### EXERCISE DESCRIPTION:
Reproduce each entry below exactly as it appears.

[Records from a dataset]
+++++

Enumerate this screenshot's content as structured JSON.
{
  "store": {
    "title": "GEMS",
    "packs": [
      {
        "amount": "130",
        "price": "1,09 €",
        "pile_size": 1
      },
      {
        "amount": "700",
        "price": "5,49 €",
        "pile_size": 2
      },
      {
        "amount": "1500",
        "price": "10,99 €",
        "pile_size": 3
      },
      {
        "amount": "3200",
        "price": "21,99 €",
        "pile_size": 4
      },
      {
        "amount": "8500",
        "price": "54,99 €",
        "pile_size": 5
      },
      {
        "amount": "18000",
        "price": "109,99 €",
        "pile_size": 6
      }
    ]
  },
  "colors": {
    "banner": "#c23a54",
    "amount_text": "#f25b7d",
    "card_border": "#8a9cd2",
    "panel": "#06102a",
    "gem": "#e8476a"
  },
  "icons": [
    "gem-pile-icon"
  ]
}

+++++

### EXERCISE RESPONSE:
Enumerate this screenshot's content as structured JSON.
{
  "store": {
    "title": "GEMS",
    "packs": [
      {
        "amount": "130",
        "price": "1,09 €",
        "pile_size": 1
      },
      {
        "amount": "700",
        "price": "5,49 €",
        "pile_size": 2
      },
      {
        "amount": "1500",
        "price": "10,99 €",
        "pile_size": 3
      },
      {
        "amount": "3200",
        "price": "21,99 €",
        "pile_size": 4
      },
      {
        "amount": "8500",
        "price": "54,99 €",
        "pile_size": 5
      },
      {
        "amount": "18000",
        "price": "109,99 €",
        "pile_size": 6
      }
    ]
  },
  "colors": {
    "banner": "#c23a54",
    "amount_text": "#f25b7d",
    "card_border": "#8a9cd2",
    "panel": "#06102a",
    "gem": "#e8476a"
  },
  "icons": [
    "gem-pile-icon"
  ]
}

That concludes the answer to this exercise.